Supplied data START
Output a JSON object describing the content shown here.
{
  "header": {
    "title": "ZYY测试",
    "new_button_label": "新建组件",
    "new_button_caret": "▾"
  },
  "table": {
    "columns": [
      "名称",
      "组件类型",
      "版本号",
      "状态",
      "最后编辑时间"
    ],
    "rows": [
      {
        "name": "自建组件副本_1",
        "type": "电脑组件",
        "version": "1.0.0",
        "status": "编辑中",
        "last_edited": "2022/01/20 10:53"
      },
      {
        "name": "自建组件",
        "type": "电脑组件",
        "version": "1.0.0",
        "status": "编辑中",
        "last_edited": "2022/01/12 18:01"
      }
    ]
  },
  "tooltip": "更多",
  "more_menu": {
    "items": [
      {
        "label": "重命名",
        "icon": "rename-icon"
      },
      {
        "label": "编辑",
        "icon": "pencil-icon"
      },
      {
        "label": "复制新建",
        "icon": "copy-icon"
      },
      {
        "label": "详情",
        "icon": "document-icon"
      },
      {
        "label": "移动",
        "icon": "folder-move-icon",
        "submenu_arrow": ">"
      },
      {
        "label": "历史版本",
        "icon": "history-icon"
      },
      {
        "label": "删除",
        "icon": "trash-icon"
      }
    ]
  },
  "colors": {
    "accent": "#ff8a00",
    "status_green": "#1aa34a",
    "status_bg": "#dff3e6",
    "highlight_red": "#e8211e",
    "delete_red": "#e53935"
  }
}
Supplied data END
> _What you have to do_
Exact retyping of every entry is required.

> _Reply to the exercise_
Output a JSON object describing the content shown here.
{
  "header": {
    "title": "ZYY测试",
    "new_button_label": "新建组件",
    "new_button_caret": "▾"
  },
  "table": {
    "columns": [
      "名称",
      "组件类型",
      "版本号",
      "状态",
      "最后编辑时间"
    ],
    "rows": [
      {
        "name": "自建组件副本_1",
        "type": "电脑组件",
        "version": "1.0.0",
        "status": "编辑中",
        "last_edited": "2022/01/20 10:53"
      },
      {
        "name": "自建组件",
        "type": "电脑组件",
        "version": "1.0.0",
        "status": "编辑中",
        "last_edited": "2022/01/12 18:01"
      }
    ]
  },
  "tooltip": "更多",
  "more_menu": {
    "items": [
      {
        "label": "重命名",
        "icon": "rename-icon"
      },
      {
        "label": "编辑",
        "icon": "pencil-icon"
      },
      {
        "label": "复制新建",
        "icon": "copy-icon"
      },
      {
        "label": "详情",
        "icon": "document-icon"
      },
      {
        "label": "移动",
        "icon": "folder-move-icon",
        "submenu_arrow": ">"
      },
      {
        "label": "历史版本",
        "icon": "history-icon"
      },
      {
        "label": "删除",
        "icon": "trash-icon"
      }
    ]
  },
  "colors": {
    "accent": "#ff8a00",
    "status_green": "#1aa34a",
    "status_bg": "#dff3e6",
    "highlight_red": "#e8211e",
    "delete_red": "#e53935"
  }
}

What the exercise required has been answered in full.